Okay, bear with me because this will be long, LOL!
First off, NO out of control dogs should be allowed anywhere near your guy. You have to make sure all encounters are with calm, friendly dogs with good social skills, because a crazy dog (like you said) will only make things worse.
Is there a particular situation or distance where he is set off? Like, is it only when dogs are approaching and passing by on the sidewalk, or is it just seeing a dog across the street or park that gets him riled up?
You're pretty much going to need to start from the beginning, and avoid any direct nose-to-nose encounters with any dogs for now. You want to find the set point between him being okay and starting to be fearful/aggressive, and step back just a bit from there. Have someone you know walk their dog within sight of him, but just far away enough that he doesn't mind. Give him lots of praise and treats for being good.
After doing this a few times, decrease the distance by a few feet and repeat the treats/praise if he's good. Continue doing this until he is comfortable being close around other dogs who are just passing by (still no meeting dogs just yet). Anytime he starts to react, take a step back and start over a bit farther away, because you moved too fast.
It will take time, but it can be done. Your guy doesn't sound too bad. Once he's comfortable having calm dogs walking past you, then you can try to start calm, positive interactions with the other dog. It would be best if you use the same person and dog this whole time, so he becomes accustomed to that dog while you were desensitizing him.
Sometimes it helps to keep yourself between your dog and the other one, because it helps remind your dog that you are in charge of the situation and that you'll protect him. Walk the dogs side by side, not allowing any direct sniffing, or head-to-head meetings. This helps them realize that this is a friend, and not a foe. You, your dog, your friend, and their dog, become a pack in the dog's mind when you all walk together.
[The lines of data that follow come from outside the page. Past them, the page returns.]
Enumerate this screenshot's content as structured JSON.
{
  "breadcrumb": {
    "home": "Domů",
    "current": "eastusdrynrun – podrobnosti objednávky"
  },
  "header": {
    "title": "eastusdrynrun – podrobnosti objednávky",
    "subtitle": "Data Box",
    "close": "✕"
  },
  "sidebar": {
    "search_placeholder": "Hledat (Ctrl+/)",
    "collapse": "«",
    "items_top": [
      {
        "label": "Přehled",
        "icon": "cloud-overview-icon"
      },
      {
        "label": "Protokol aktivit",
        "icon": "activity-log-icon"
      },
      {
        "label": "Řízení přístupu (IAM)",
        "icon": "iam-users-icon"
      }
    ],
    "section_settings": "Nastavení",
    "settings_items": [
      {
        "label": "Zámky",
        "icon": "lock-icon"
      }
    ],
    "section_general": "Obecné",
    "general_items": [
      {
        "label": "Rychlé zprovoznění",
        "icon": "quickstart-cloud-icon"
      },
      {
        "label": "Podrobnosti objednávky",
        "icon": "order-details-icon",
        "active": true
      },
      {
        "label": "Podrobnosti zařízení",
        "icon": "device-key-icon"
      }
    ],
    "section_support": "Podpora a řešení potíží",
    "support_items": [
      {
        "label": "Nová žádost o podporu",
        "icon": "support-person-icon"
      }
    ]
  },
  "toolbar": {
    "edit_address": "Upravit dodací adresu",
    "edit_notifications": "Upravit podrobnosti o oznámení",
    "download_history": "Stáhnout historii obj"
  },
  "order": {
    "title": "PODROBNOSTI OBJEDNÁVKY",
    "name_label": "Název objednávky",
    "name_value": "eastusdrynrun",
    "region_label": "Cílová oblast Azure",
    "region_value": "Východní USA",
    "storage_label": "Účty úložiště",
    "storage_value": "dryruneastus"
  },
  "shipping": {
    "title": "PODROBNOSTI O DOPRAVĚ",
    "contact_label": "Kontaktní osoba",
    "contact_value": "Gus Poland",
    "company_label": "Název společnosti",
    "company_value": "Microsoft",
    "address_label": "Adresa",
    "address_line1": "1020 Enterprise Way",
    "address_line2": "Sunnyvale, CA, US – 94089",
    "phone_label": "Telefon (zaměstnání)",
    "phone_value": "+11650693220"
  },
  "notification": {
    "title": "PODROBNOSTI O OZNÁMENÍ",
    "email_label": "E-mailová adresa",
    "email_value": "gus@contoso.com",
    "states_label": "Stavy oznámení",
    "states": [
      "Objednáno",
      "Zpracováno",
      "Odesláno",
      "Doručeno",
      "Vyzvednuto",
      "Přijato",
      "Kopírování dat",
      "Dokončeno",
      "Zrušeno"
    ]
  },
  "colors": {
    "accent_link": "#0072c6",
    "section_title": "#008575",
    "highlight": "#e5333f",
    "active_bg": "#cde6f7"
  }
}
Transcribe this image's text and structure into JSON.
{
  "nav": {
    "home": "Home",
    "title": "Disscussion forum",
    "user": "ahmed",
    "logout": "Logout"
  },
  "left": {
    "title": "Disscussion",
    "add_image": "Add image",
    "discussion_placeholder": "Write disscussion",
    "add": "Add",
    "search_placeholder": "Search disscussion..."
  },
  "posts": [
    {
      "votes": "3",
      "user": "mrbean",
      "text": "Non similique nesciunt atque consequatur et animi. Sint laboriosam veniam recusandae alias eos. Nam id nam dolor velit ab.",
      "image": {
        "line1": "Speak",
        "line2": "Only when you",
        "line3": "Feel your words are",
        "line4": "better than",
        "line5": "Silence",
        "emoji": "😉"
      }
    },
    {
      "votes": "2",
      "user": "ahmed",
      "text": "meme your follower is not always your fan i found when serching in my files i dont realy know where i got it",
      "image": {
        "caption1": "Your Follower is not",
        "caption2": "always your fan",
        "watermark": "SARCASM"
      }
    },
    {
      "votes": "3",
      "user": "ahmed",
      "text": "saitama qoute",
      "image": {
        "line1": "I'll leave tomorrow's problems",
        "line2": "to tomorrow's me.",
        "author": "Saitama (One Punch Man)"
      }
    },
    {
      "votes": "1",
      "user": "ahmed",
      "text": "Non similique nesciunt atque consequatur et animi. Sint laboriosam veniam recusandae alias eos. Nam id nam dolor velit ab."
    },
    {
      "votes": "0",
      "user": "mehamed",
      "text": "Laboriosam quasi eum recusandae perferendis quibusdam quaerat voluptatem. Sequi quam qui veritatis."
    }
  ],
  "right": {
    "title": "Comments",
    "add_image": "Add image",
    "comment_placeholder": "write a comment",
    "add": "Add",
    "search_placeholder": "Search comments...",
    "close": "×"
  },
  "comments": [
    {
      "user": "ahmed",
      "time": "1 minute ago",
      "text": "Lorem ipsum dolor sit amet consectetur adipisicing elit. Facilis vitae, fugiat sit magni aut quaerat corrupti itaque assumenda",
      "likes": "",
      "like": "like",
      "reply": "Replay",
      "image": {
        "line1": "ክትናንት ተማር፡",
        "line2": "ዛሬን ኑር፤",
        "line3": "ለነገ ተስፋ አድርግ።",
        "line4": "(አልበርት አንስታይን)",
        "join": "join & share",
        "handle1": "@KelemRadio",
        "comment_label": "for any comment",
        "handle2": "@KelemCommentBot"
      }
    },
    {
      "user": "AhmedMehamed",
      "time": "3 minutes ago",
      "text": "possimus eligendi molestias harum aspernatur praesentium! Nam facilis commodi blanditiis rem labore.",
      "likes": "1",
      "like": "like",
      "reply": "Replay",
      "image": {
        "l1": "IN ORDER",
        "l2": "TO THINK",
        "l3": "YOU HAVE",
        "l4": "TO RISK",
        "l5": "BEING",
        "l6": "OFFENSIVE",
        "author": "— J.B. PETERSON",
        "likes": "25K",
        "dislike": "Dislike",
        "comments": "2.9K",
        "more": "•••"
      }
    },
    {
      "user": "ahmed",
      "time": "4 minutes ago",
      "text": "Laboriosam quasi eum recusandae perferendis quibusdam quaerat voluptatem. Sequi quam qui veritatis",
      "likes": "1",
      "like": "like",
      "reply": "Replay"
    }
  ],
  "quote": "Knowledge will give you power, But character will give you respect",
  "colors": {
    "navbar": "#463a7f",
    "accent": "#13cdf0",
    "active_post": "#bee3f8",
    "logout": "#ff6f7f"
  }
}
If that goes well, then you can allow your dog to sniff the other dog's behind first (it lets him be dominant and get to know the dog in a less threatening way than face-to-face). Then let the other dog sniff. Keep LOOSE leashes all the time, and be sure YOU are calm, too. Watch for any aggressive/negative posturing, such as squaring off, staring, hackling, etc. If anything like that starts, calmly walk away with your dog to let him cool down, then start the group walk again.
I can't stress enough that you must use a calm, submissive dog that has good social skills for these meetings. Often, a reactive dog seeing that the other dog is just calmly looking at him like, "Dude, what's your deal?" will actually calm down, realizing he's acting like an idiot. You definitely want to stay away from a dog that will react back if your dog acts up. Keep these positive, just-sniffing meetings short and sweet. Repeat them several times, until he is totally relaxed (or even eager) when seeing his new "friend." After that, you can carefully let them off leash together and see how they play. Keep a squirt bottle or hose nearby just in case.
Dogs are naturally social, so once he realizes that this dog is a friend and gets to really play like a dog, he'll see that he's been missing out, and will probably have no problems meeting other friendly, calm dogs. You want to steer clear of hyper, reactive dogs, no matter how good your dog becomes, because you don't want to undo all that work.
Hope this helps, good luck! I know many others on this board have a lot of experience, so I know someone else will chime in.